Jason Herskowitz is a core contributor and co-founder of Deezer and Beats. For music lovers, this increased competition means the continued and deepening user-base fragmentation across multiple music providers. In a vacuum this fragmentation is no big deal, but given the lack of music data portability across different services, this will break the promise of the social web for music fans who can’t easily share what they love.
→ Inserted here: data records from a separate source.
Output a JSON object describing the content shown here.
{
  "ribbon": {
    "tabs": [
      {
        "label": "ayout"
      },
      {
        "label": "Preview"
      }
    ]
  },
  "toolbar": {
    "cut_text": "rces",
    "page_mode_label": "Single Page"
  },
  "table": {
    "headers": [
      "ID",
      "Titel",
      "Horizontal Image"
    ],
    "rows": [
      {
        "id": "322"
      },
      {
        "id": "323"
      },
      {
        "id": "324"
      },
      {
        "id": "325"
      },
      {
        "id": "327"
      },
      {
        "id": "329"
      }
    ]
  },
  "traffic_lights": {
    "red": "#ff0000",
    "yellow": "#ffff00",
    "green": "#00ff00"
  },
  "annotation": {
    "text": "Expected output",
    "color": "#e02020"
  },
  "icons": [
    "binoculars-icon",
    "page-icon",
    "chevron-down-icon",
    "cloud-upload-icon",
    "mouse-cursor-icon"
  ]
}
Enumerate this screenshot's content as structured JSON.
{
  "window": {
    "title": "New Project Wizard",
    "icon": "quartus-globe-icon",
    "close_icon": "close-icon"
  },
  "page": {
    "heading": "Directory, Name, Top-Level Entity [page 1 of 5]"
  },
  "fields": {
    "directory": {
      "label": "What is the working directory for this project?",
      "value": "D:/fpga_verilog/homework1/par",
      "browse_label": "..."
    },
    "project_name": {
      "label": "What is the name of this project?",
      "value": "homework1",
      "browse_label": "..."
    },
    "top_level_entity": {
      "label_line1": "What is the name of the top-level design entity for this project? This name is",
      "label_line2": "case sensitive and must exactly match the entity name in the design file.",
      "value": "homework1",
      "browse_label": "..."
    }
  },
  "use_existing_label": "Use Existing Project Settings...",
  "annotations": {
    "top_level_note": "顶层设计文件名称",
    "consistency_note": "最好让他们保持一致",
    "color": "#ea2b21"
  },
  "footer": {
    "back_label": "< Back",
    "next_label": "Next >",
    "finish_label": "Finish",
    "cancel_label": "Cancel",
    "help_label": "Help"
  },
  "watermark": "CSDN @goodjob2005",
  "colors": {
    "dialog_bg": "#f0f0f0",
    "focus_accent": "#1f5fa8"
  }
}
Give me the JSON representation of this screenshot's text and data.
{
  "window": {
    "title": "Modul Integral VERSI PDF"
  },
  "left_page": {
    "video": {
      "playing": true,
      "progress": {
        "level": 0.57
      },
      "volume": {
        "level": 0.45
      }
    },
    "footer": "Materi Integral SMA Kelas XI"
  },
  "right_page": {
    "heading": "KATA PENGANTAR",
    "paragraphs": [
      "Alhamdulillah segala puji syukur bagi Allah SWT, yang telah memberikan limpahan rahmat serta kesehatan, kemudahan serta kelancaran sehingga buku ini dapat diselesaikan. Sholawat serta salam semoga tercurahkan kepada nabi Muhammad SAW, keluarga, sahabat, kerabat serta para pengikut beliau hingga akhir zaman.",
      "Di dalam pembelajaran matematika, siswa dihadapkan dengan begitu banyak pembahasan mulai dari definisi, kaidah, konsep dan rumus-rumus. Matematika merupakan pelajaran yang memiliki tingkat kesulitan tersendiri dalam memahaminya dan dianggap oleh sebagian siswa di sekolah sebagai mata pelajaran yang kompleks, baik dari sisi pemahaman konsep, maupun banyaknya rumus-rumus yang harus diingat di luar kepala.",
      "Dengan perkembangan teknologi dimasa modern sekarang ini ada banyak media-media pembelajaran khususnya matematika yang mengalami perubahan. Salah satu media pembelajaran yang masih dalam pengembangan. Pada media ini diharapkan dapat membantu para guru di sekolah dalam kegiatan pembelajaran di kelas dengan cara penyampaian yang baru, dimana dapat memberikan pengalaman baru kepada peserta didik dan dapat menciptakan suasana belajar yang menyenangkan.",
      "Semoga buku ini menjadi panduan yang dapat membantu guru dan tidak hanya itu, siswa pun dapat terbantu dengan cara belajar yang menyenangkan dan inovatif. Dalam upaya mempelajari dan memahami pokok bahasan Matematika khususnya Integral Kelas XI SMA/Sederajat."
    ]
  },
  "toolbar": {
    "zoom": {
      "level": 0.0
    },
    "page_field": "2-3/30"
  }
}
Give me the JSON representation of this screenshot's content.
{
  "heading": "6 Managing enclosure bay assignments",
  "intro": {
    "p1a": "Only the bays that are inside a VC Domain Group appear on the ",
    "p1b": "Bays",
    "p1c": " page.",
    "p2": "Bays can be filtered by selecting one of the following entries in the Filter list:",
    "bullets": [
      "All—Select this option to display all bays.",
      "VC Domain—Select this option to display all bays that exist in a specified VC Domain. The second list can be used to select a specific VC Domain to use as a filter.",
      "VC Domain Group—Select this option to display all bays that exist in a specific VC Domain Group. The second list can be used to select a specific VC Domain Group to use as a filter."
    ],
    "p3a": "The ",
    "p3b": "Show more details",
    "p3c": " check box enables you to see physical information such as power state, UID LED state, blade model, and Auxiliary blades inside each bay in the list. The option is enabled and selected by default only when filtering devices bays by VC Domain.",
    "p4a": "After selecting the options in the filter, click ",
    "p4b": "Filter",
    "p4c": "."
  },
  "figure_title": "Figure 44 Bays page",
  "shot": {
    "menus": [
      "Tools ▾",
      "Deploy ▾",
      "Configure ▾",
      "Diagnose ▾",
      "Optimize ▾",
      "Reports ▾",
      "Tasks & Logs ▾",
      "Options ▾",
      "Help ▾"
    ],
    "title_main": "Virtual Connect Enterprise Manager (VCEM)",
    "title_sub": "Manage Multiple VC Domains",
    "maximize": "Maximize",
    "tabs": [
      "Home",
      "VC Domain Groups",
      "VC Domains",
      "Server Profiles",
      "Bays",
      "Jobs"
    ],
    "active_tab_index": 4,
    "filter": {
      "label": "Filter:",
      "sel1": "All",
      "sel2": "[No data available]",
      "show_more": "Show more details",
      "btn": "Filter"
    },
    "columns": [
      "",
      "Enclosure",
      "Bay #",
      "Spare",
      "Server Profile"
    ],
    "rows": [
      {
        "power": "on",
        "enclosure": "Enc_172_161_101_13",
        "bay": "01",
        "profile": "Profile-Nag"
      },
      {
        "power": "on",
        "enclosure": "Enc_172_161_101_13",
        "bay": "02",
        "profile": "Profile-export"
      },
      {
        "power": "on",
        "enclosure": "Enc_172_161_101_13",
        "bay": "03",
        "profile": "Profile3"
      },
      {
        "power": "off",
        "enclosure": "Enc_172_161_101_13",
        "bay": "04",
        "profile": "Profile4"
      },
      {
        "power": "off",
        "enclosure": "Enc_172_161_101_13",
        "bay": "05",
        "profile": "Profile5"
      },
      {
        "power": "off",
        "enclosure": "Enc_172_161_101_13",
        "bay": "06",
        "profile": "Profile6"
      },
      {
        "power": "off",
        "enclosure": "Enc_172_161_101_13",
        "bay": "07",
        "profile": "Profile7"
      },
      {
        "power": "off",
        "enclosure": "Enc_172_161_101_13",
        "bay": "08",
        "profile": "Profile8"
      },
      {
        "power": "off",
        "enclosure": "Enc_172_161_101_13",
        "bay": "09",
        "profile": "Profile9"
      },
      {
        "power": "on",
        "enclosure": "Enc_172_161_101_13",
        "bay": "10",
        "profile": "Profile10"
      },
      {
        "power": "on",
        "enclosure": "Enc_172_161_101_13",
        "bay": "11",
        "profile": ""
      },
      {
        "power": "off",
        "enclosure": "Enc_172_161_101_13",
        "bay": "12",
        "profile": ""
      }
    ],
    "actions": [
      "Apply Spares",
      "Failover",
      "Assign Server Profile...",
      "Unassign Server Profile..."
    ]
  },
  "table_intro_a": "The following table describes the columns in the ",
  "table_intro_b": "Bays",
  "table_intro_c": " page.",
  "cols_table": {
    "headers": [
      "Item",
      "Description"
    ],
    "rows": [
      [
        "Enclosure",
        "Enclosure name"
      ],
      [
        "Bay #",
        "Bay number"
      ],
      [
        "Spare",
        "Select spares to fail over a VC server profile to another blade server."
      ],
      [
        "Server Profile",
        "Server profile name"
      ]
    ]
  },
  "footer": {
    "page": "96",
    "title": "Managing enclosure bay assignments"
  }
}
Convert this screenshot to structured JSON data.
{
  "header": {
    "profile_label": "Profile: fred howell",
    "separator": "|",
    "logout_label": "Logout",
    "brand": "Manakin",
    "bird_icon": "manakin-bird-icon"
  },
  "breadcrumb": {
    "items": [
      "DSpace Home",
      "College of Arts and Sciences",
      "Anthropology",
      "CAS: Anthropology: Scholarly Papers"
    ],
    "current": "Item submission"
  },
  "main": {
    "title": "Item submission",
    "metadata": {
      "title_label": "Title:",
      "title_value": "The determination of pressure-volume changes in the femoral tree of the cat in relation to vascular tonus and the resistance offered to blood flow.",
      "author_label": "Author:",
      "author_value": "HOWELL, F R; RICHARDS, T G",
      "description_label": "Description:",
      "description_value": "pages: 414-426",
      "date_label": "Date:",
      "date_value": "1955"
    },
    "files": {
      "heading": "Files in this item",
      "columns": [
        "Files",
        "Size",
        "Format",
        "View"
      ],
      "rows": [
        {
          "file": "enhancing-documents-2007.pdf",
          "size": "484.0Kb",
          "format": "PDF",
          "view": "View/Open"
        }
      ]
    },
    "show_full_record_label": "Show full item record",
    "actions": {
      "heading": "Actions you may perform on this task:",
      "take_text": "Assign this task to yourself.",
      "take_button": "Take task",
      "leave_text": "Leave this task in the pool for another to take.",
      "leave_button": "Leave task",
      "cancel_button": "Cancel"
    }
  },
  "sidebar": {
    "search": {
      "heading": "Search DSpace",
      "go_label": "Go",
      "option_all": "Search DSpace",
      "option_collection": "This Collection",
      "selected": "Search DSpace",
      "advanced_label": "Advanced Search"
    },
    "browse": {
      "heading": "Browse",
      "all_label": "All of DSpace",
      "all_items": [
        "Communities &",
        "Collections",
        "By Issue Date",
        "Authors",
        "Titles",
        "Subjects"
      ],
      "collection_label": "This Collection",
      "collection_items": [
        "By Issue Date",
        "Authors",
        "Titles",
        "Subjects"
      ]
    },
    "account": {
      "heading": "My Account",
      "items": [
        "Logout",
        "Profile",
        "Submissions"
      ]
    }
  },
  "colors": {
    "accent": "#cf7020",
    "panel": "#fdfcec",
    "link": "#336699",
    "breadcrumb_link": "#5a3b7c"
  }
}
I fear this fragmentation will inevitably lead services into exclusivity wars, where big checks start flying around to get content that their competitors can’t. It’s certainly not a stretch to expect to see the recently announced upcoming Nine Inch Nails album available only on the service in which its creator, Trent Reznor, is Chief Creative Officer. At SXSW, an executive from Xbox Music confirmed that labels have already started shopping exclusives to the providers. The more competitive the market, the bigger these bidding wars become — which is dangerous and unsustainable on their own, given the economics of the subscription music market today.
The lure of bigger checks (which can be creatively accounted for) incentivizes the rights-holders down a road that ultimately leads us back to the failed model of the first generation of subscription streaming providers: MusicNet vs. PressPlay, where each only had a subset of the content that consumers were looking for.
From there, there are really only two viable paths for a consumer to take to fill the voids: the creation of a music data interoperability layer that allows them to seamlessly piece together multiple disparate sources — or a return to piracy. I don’t think anyone wants the latter, so I am back up on my soapbox about the need to create the former.